(Task):
Using the material that follows, work out how many lines include the word "items". Your answer should be that number only.

(Given information):
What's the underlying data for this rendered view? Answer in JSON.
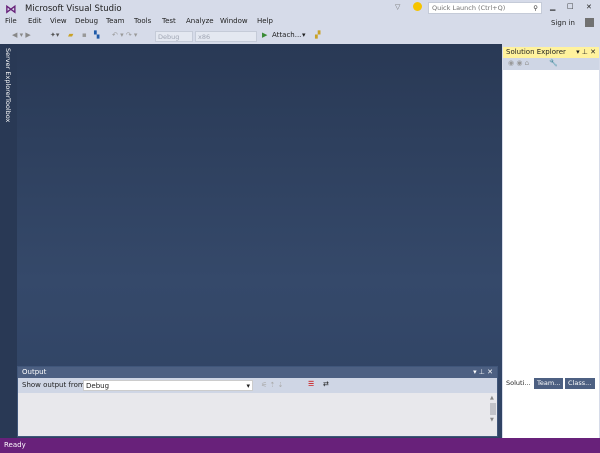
{
  "window": {
    "title": "Microsoft Visual Studio",
    "quick_launch_placeholder": "Quick Launch (Ctrl+Q)",
    "sign_in": "Sign in",
    "minimize": "▁",
    "maximize": "□",
    "close": "✕"
  },
  "menu": [
    "File",
    "Edit",
    "View",
    "Debug",
    "Team",
    "Tools",
    "Test",
    "Analyze",
    "Window",
    "Help"
  ],
  "toolbar": {
    "config": "Debug",
    "platform": "x86",
    "attach": "Attach...",
    "attach_icon": "play-icon"
  },
  "side_tabs": [
    "Server Explorer",
    "Toolbox"
  ],
  "output": {
    "title": "Output",
    "show_from_label": "Show output from:",
    "source": "Debug"
  },
  "solution_explorer": {
    "title": "Solution Explorer",
    "tabs": [
      "Soluti...",
      "Team...",
      "Class..."
    ]
  },
  "status": {
    "text": "Ready"
  },
  "colors": {
    "accent": "#68217a",
    "doc_bg": "#293955",
    "se_header": "#fff29d"
  }
}
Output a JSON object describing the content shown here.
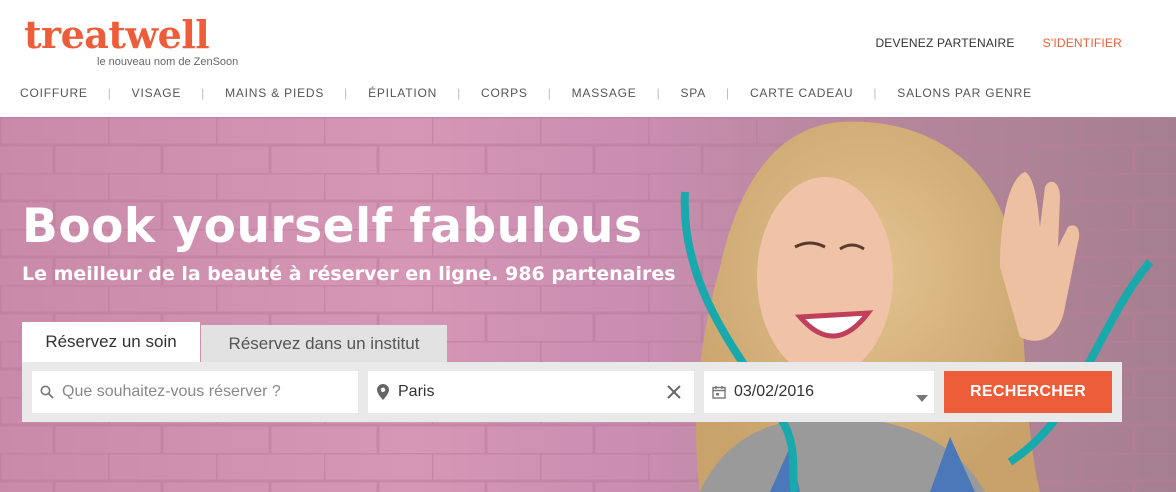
{
  "brand": {
    "logo_text": "treatwell",
    "tagline": "le nouveau nom de ZenSoon",
    "accent_color": "#ee5d3a"
  },
  "top_links": {
    "partner": "DEVENEZ PARTENAIRE",
    "login": "S'IDENTIFIER"
  },
  "nav": {
    "items": [
      "COIFFURE",
      "VISAGE",
      "MAINS & PIEDS",
      "ÉPILATION",
      "CORPS",
      "MASSAGE",
      "SPA",
      "CARTE CADEAU",
      "SALONS PAR GENRE"
    ]
  },
  "hero": {
    "title": "Book yourself fabulous",
    "subtitle": "Le meilleur de la beauté à réserver en ligne. 986 partenaires"
  },
  "search": {
    "tabs": [
      "Réservez un soin",
      "Réservez dans un institut"
    ],
    "treatment_placeholder": "Que souhaitez-vous réserver ?",
    "location_value": "Paris",
    "date_value": "03/02/2016",
    "button_label": "RECHERCHER"
  },
  "icons": {
    "search": "search-icon",
    "location": "map-pin-icon",
    "clear": "close-icon",
    "calendar": "calendar-icon",
    "dropdown": "chevron-down-icon"
  }
}
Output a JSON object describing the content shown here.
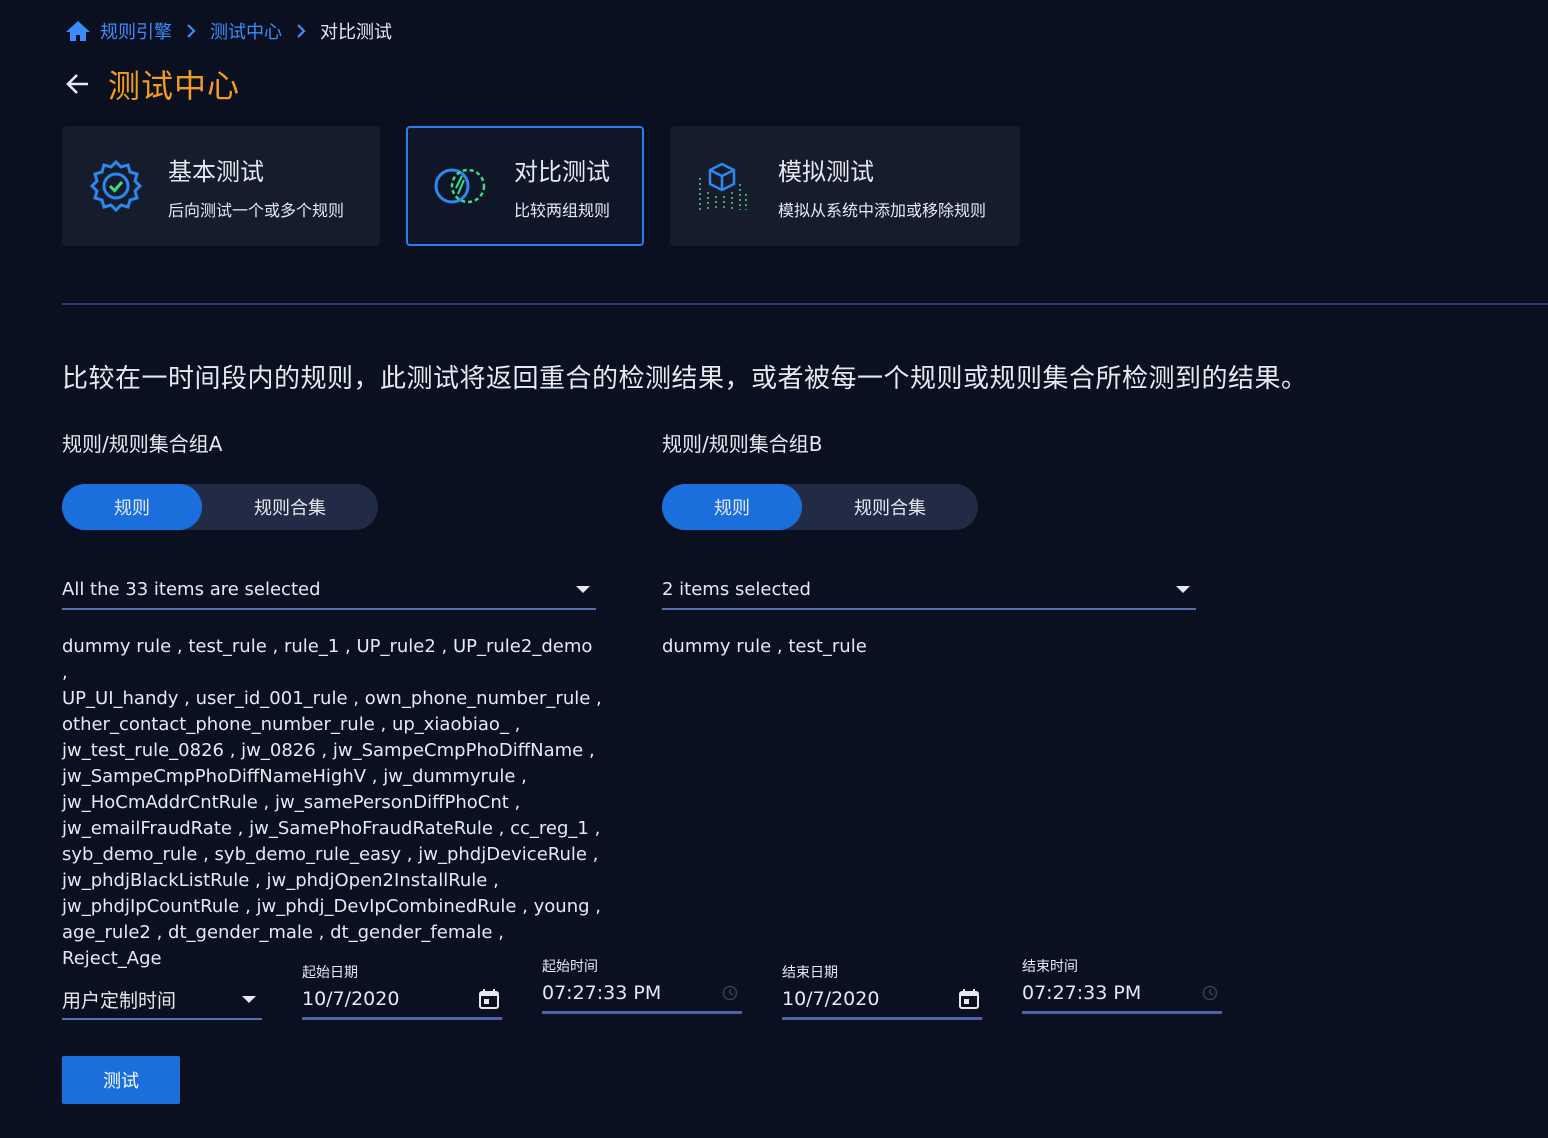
{
  "breadcrumb": {
    "items": [
      "规则引擎",
      "测试中心"
    ],
    "current": "对比测试"
  },
  "page": {
    "title": "测试中心"
  },
  "cards": [
    {
      "title": "基本测试",
      "desc": "后向测试一个或多个规则",
      "icon": "gear-check-icon"
    },
    {
      "title": "对比测试",
      "desc": "比较两组规则",
      "icon": "overlap-circles-icon"
    },
    {
      "title": "模拟测试",
      "desc": "模拟从系统中添加或移除规则",
      "icon": "cube-data-icon"
    }
  ],
  "description": "比较在一时间段内的规则，此测试将返回重合的检测结果，或者被每一个规则或规则集合所检测到的结果。",
  "group_a": {
    "label": "规则/规则集合组A",
    "toggle": {
      "selected": "规则",
      "other": "规则合集"
    },
    "select_value": "All the 33 items are selected",
    "rules_lines": [
      "dummy rule , test_rule , rule_1 , UP_rule2 , UP_rule2_demo ,",
      "UP_UI_handy , user_id_001_rule , own_phone_number_rule ,",
      "other_contact_phone_number_rule , up_xiaobiao_ ,",
      "jw_test_rule_0826 , jw_0826 , jw_SampeCmpPhoDiffName ,",
      "jw_SampeCmpPhoDiffNameHighV , jw_dummyrule ,",
      "jw_HoCmAddrCntRule , jw_samePersonDiffPhoCnt ,",
      "jw_emailFraudRate , jw_SamePhoFraudRateRule , cc_reg_1 ,",
      "syb_demo_rule , syb_demo_rule_easy , jw_phdjDeviceRule ,",
      "jw_phdjBlackListRule , jw_phdjOpen2InstallRule ,",
      "jw_phdjIpCountRule , jw_phdj_DevIpCombinedRule , young ,",
      "age_rule2 , dt_gender_male , dt_gender_female , Reject_Age"
    ]
  },
  "group_b": {
    "label": "规则/规则集合组B",
    "toggle": {
      "selected": "规则",
      "other": "规则合集"
    },
    "select_value": "2 items selected",
    "rules_lines": [
      "dummy rule , test_rule"
    ]
  },
  "time": {
    "range_select": "用户定制时间",
    "start_date_label": "起始日期",
    "start_date": "10/7/2020",
    "start_time_label": "起始时间",
    "start_time": "07:27:33 PM",
    "end_date_label": "结束日期",
    "end_date": "10/7/2020",
    "end_time_label": "结束时间",
    "end_time": "07:27:33 PM"
  },
  "actions": {
    "test_label": "测试"
  },
  "colors": {
    "background": "#0b1020",
    "accent_blue": "#1b6fdc",
    "title_orange": "#f39c1f",
    "link_blue": "#3d8bff"
  }
}
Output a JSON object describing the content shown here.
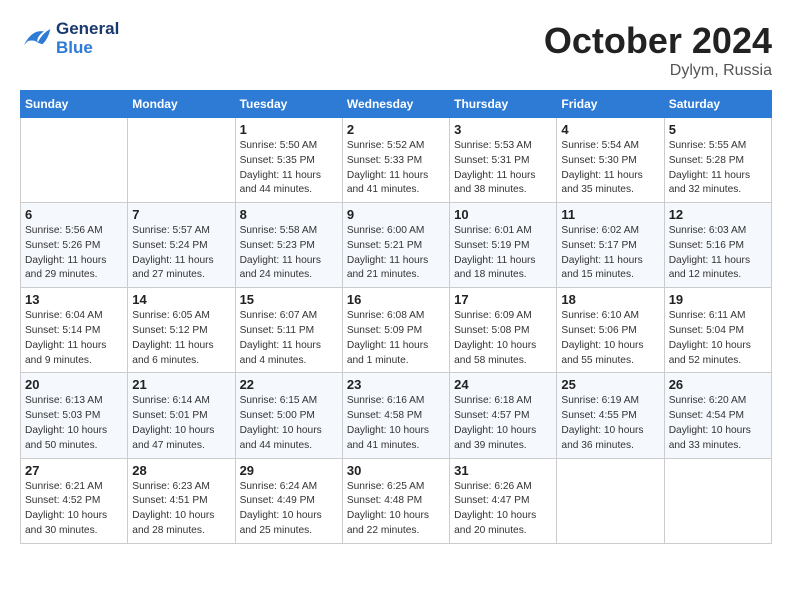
{
  "header": {
    "logo_line1": "General",
    "logo_line2": "Blue",
    "month": "October 2024",
    "location": "Dylym, Russia"
  },
  "weekdays": [
    "Sunday",
    "Monday",
    "Tuesday",
    "Wednesday",
    "Thursday",
    "Friday",
    "Saturday"
  ],
  "weeks": [
    [
      {
        "day": "",
        "info": ""
      },
      {
        "day": "",
        "info": ""
      },
      {
        "day": "1",
        "info": "Sunrise: 5:50 AM\nSunset: 5:35 PM\nDaylight: 11 hours and 44 minutes."
      },
      {
        "day": "2",
        "info": "Sunrise: 5:52 AM\nSunset: 5:33 PM\nDaylight: 11 hours and 41 minutes."
      },
      {
        "day": "3",
        "info": "Sunrise: 5:53 AM\nSunset: 5:31 PM\nDaylight: 11 hours and 38 minutes."
      },
      {
        "day": "4",
        "info": "Sunrise: 5:54 AM\nSunset: 5:30 PM\nDaylight: 11 hours and 35 minutes."
      },
      {
        "day": "5",
        "info": "Sunrise: 5:55 AM\nSunset: 5:28 PM\nDaylight: 11 hours and 32 minutes."
      }
    ],
    [
      {
        "day": "6",
        "info": "Sunrise: 5:56 AM\nSunset: 5:26 PM\nDaylight: 11 hours and 29 minutes."
      },
      {
        "day": "7",
        "info": "Sunrise: 5:57 AM\nSunset: 5:24 PM\nDaylight: 11 hours and 27 minutes."
      },
      {
        "day": "8",
        "info": "Sunrise: 5:58 AM\nSunset: 5:23 PM\nDaylight: 11 hours and 24 minutes."
      },
      {
        "day": "9",
        "info": "Sunrise: 6:00 AM\nSunset: 5:21 PM\nDaylight: 11 hours and 21 minutes."
      },
      {
        "day": "10",
        "info": "Sunrise: 6:01 AM\nSunset: 5:19 PM\nDaylight: 11 hours and 18 minutes."
      },
      {
        "day": "11",
        "info": "Sunrise: 6:02 AM\nSunset: 5:17 PM\nDaylight: 11 hours and 15 minutes."
      },
      {
        "day": "12",
        "info": "Sunrise: 6:03 AM\nSunset: 5:16 PM\nDaylight: 11 hours and 12 minutes."
      }
    ],
    [
      {
        "day": "13",
        "info": "Sunrise: 6:04 AM\nSunset: 5:14 PM\nDaylight: 11 hours and 9 minutes."
      },
      {
        "day": "14",
        "info": "Sunrise: 6:05 AM\nSunset: 5:12 PM\nDaylight: 11 hours and 6 minutes."
      },
      {
        "day": "15",
        "info": "Sunrise: 6:07 AM\nSunset: 5:11 PM\nDaylight: 11 hours and 4 minutes."
      },
      {
        "day": "16",
        "info": "Sunrise: 6:08 AM\nSunset: 5:09 PM\nDaylight: 11 hours and 1 minute."
      },
      {
        "day": "17",
        "info": "Sunrise: 6:09 AM\nSunset: 5:08 PM\nDaylight: 10 hours and 58 minutes."
      },
      {
        "day": "18",
        "info": "Sunrise: 6:10 AM\nSunset: 5:06 PM\nDaylight: 10 hours and 55 minutes."
      },
      {
        "day": "19",
        "info": "Sunrise: 6:11 AM\nSunset: 5:04 PM\nDaylight: 10 hours and 52 minutes."
      }
    ],
    [
      {
        "day": "20",
        "info": "Sunrise: 6:13 AM\nSunset: 5:03 PM\nDaylight: 10 hours and 50 minutes."
      },
      {
        "day": "21",
        "info": "Sunrise: 6:14 AM\nSunset: 5:01 PM\nDaylight: 10 hours and 47 minutes."
      },
      {
        "day": "22",
        "info": "Sunrise: 6:15 AM\nSunset: 5:00 PM\nDaylight: 10 hours and 44 minutes."
      },
      {
        "day": "23",
        "info": "Sunrise: 6:16 AM\nSunset: 4:58 PM\nDaylight: 10 hours and 41 minutes."
      },
      {
        "day": "24",
        "info": "Sunrise: 6:18 AM\nSunset: 4:57 PM\nDaylight: 10 hours and 39 minutes."
      },
      {
        "day": "25",
        "info": "Sunrise: 6:19 AM\nSunset: 4:55 PM\nDaylight: 10 hours and 36 minutes."
      },
      {
        "day": "26",
        "info": "Sunrise: 6:20 AM\nSunset: 4:54 PM\nDaylight: 10 hours and 33 minutes."
      }
    ],
    [
      {
        "day": "27",
        "info": "Sunrise: 6:21 AM\nSunset: 4:52 PM\nDaylight: 10 hours and 30 minutes."
      },
      {
        "day": "28",
        "info": "Sunrise: 6:23 AM\nSunset: 4:51 PM\nDaylight: 10 hours and 28 minutes."
      },
      {
        "day": "29",
        "info": "Sunrise: 6:24 AM\nSunset: 4:49 PM\nDaylight: 10 hours and 25 minutes."
      },
      {
        "day": "30",
        "info": "Sunrise: 6:25 AM\nSunset: 4:48 PM\nDaylight: 10 hours and 22 minutes."
      },
      {
        "day": "31",
        "info": "Sunrise: 6:26 AM\nSunset: 4:47 PM\nDaylight: 10 hours and 20 minutes."
      },
      {
        "day": "",
        "info": ""
      },
      {
        "day": "",
        "info": ""
      }
    ]
  ]
}
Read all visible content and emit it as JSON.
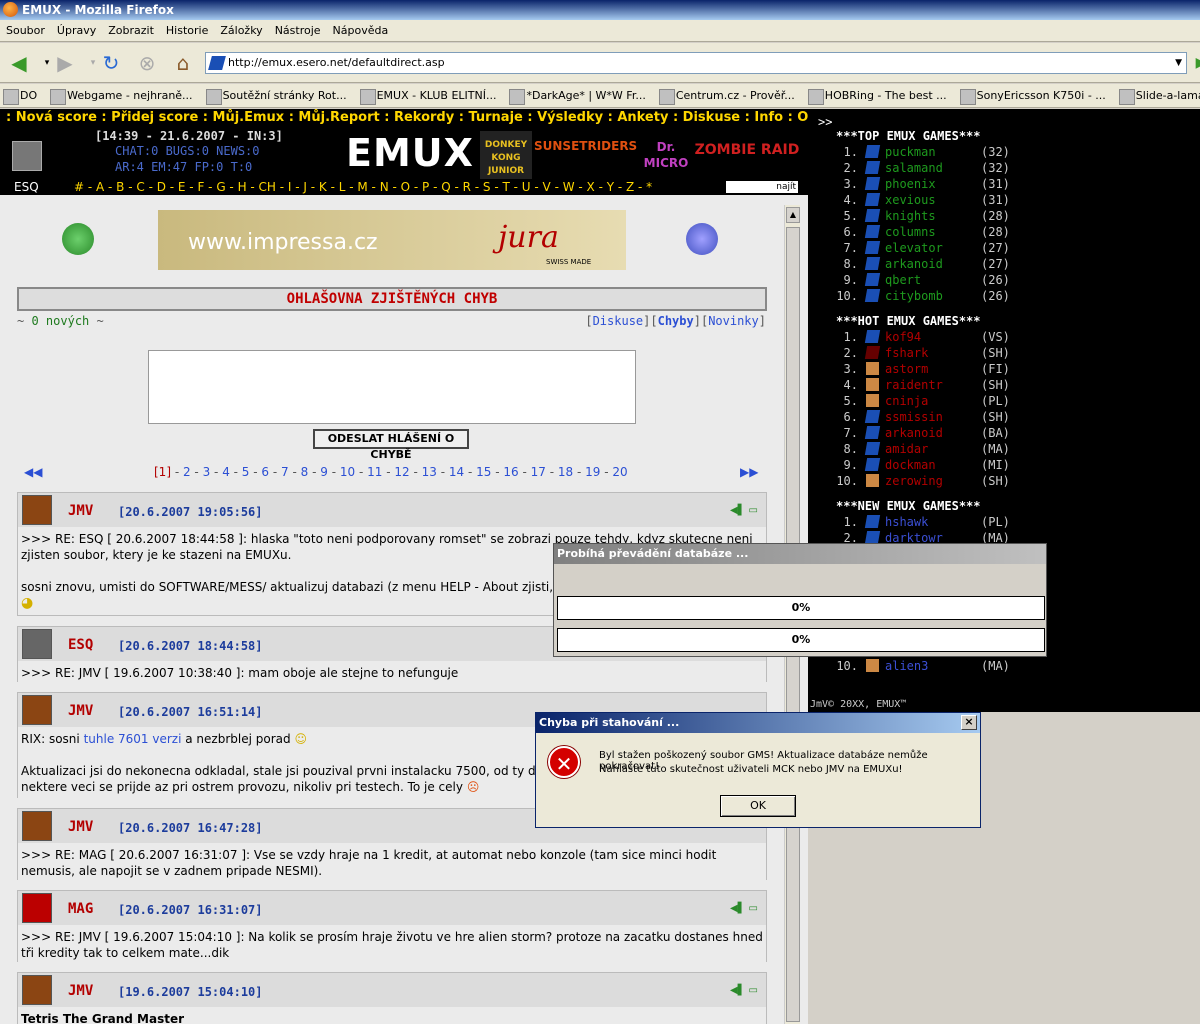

(Finished exercise):
4